>>>>

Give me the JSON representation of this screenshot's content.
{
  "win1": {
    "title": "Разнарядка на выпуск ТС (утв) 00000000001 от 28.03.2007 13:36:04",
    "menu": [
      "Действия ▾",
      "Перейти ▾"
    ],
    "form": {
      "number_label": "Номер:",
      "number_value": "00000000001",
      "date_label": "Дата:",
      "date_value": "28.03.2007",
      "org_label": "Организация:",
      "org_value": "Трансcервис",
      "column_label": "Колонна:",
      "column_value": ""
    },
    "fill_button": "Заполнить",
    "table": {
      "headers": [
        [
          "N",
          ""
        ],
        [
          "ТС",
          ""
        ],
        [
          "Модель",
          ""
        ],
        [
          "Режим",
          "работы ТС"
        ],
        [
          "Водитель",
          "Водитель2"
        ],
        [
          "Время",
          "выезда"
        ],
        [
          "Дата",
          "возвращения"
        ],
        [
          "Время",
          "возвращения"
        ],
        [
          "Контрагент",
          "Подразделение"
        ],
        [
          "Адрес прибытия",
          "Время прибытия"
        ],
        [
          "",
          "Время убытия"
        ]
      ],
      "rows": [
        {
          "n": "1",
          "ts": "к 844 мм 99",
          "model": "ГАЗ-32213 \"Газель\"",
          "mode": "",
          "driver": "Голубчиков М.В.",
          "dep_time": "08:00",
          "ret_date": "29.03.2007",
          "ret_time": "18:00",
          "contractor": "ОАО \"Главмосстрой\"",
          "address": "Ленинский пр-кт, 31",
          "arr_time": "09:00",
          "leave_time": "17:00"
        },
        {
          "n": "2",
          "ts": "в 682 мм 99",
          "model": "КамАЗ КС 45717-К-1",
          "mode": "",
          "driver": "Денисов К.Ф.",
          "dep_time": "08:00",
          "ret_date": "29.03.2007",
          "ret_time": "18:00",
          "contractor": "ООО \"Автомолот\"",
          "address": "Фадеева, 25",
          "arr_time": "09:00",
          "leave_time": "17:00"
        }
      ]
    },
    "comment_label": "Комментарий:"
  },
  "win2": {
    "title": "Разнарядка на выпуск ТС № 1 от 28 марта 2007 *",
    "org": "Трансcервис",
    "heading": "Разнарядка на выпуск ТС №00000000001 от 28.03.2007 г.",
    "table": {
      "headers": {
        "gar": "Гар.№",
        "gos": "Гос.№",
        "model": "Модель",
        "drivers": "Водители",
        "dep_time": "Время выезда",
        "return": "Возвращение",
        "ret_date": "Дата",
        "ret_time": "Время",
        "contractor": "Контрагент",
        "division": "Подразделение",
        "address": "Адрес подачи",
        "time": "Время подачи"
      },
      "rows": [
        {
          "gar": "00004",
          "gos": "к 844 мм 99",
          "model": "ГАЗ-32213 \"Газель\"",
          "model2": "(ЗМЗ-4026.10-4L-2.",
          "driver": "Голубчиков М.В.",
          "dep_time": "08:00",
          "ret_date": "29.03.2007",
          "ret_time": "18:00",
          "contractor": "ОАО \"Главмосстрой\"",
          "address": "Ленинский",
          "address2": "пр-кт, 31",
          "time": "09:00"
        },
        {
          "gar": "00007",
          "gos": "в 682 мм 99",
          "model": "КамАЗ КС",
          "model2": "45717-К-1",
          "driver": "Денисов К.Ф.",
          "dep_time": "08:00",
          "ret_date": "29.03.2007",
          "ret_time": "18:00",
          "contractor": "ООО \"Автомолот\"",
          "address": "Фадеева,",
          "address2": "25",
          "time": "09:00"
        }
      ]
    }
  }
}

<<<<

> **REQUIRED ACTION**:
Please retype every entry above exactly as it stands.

> **TASK SOLUTION**:
Give me the JSON representation of this screenshot's content.
{
  "win1": {
    "title": "Разнарядка на выпуск ТС (утв) 00000000001 от 28.03.2007 13:36:04",
    "menu": [
      "Действия ▾",
      "Перейти ▾"
    ],
    "form": {
      "number_label": "Номер:",
      "number_value": "00000000001",
      "date_label": "Дата:",
      "date_value": "28.03.2007",
      "org_label": "Организация:",
      "org_value": "Трансcервис",
      "column_label": "Колонна:",
      "column_value": ""
    },
    "fill_button": "Заполнить",
    "table": {
      "headers": [
        [
          "N",
          ""
        ],
        [
          "ТС",
          ""
        ],
        [
          "Модель",
          ""
        ],
        [
          "Режим",
          "работы ТС"
        ],
        [
          "Водитель",
          "Водитель2"
        ],
        [
          "Время",
          "выезда"
        ],
        [
          "Дата",
          "возвращения"
        ],
        [
          "Время",
          "возвращения"
        ],
        [
          "Контрагент",
          "Подразделение"
        ],
        [
          "Адрес прибытия",
          "Время прибытия"
        ],
        [
          "",
          "Время убытия"
        ]
      ],
      "rows": [
        {
          "n": "1",
          "ts": "к 844 мм 99",
          "model": "ГАЗ-32213 \"Газель\"",
          "mode": "",
          "driver": "Голубчиков М.В.",
          "dep_time": "08:00",
          "ret_date": "29.03.2007",
          "ret_time": "18:00",
          "contractor": "ОАО \"Главмосстрой\"",
          "address": "Ленинский пр-кт, 31",
          "arr_time": "09:00",
          "leave_time": "17:00"
        },
        {
          "n": "2",
          "ts": "в 682 мм 99",
          "model": "КамАЗ КС 45717-К-1",
          "mode": "",
          "driver": "Денисов К.Ф.",
          "dep_time": "08:00",
          "ret_date": "29.03.2007",
          "ret_time": "18:00",
          "contractor": "ООО \"Автомолот\"",
          "address": "Фадеева, 25",
          "arr_time": "09:00",
          "leave_time": "17:00"
        }
      ]
    },
    "comment_label": "Комментарий:"
  },
  "win2": {
    "title": "Разнарядка на выпуск ТС № 1 от 28 марта 2007 *",
    "org": "Трансcервис",
    "heading": "Разнарядка на выпуск ТС №00000000001 от 28.03.2007 г.",
    "table": {
      "headers": {
        "gar": "Гар.№",
        "gos": "Гос.№",
        "model": "Модель",
        "drivers": "Водители",
        "dep_time": "Время выезда",
        "return": "Возвращение",
        "ret_date": "Дата",
        "ret_time": "Время",
        "contractor": "Контрагент",
        "division": "Подразделение",
        "address": "Адрес подачи",
        "time": "Время подачи"
      },
      "rows": [
        {
          "gar": "00004",
          "gos": "к 844 мм 99",
          "model": "ГАЗ-32213 \"Газель\"",
          "model2": "(ЗМЗ-4026.10-4L-2.",
          "driver": "Голубчиков М.В.",
          "dep_time": "08:00",
          "ret_date": "29.03.2007",
          "ret_time": "18:00",
          "contractor": "ОАО \"Главмосстрой\"",
          "address": "Ленинский",
          "address2": "пр-кт, 31",
          "time": "09:00"
        },
        {
          "gar": "00007",
          "gos": "в 682 мм 99",
          "model": "КамАЗ КС",
          "model2": "45717-К-1",
          "driver": "Денисов К.Ф.",
          "dep_time": "08:00",
          "ret_date": "29.03.2007",
          "ret_time": "18:00",
          "contractor": "ООО \"Автомолот\"",
          "address": "Фадеева,",
          "address2": "25",
          "time": "09:00"
        }
      ]
    }
  }
}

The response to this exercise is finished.